======== Task inputs ========

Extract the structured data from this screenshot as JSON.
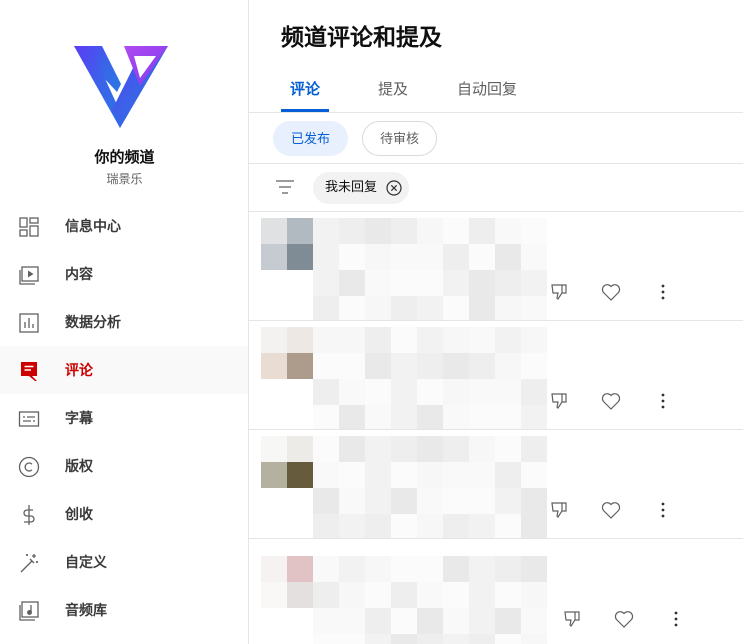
{
  "channel": {
    "name": "你的频道",
    "subtitle": "瑞景乐"
  },
  "sidebar": {
    "items": [
      {
        "label": "信息中心",
        "icon": "dashboard-icon",
        "active": false
      },
      {
        "label": "内容",
        "icon": "content-icon",
        "active": false
      },
      {
        "label": "数据分析",
        "icon": "analytics-icon",
        "active": false
      },
      {
        "label": "评论",
        "icon": "comments-icon",
        "active": true
      },
      {
        "label": "字幕",
        "icon": "subtitles-icon",
        "active": false
      },
      {
        "label": "版权",
        "icon": "copyright-icon",
        "active": false
      },
      {
        "label": "创收",
        "icon": "monetization-icon",
        "active": false
      },
      {
        "label": "自定义",
        "icon": "customization-icon",
        "active": false
      },
      {
        "label": "音频库",
        "icon": "audio-library-icon",
        "active": false
      }
    ]
  },
  "main": {
    "title": "频道评论和提及",
    "tabs": [
      {
        "label": "评论",
        "active": true
      },
      {
        "label": "提及",
        "active": false
      },
      {
        "label": "自动回复",
        "active": false
      }
    ],
    "status_chips": [
      {
        "label": "已发布",
        "selected": true
      },
      {
        "label": "待审核",
        "selected": false
      }
    ],
    "filter": {
      "chip_label": "我未回复"
    }
  },
  "colors": {
    "accent_blue": "#065fd4",
    "active_red": "#cc0000",
    "logo_purple": "#8a2be2",
    "logo_blue": "#3b5bdb"
  },
  "comments": [
    {
      "avatar": [
        "#dfe1e3",
        "#b1bac1",
        "#c5cbd1",
        "#7f8c95"
      ]
    },
    {
      "avatar": [
        "#f4f2f0",
        "#ede8e4",
        "#e8dcd3",
        "#ad9c8c"
      ]
    },
    {
      "avatar": [
        "#f7f7f6",
        "#ecebe8",
        "#b5b1a1",
        "#675b3e"
      ]
    },
    {
      "avatar": [
        "#f7f2f2",
        "#e1c3c6",
        "#faf8f6",
        "#e3e0df"
      ]
    }
  ]
}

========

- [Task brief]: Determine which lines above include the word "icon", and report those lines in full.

- [Exercise answer]:
        "icon": "dashboard-icon",
        "icon": "content-icon",
        "icon": "analytics-icon",
        "icon": "comments-icon",
        "icon": "subtitles-icon",
        "icon": "copyright-icon",
        "icon": "monetization-icon",
        "icon": "customization-icon",
        "icon": "audio-library-icon",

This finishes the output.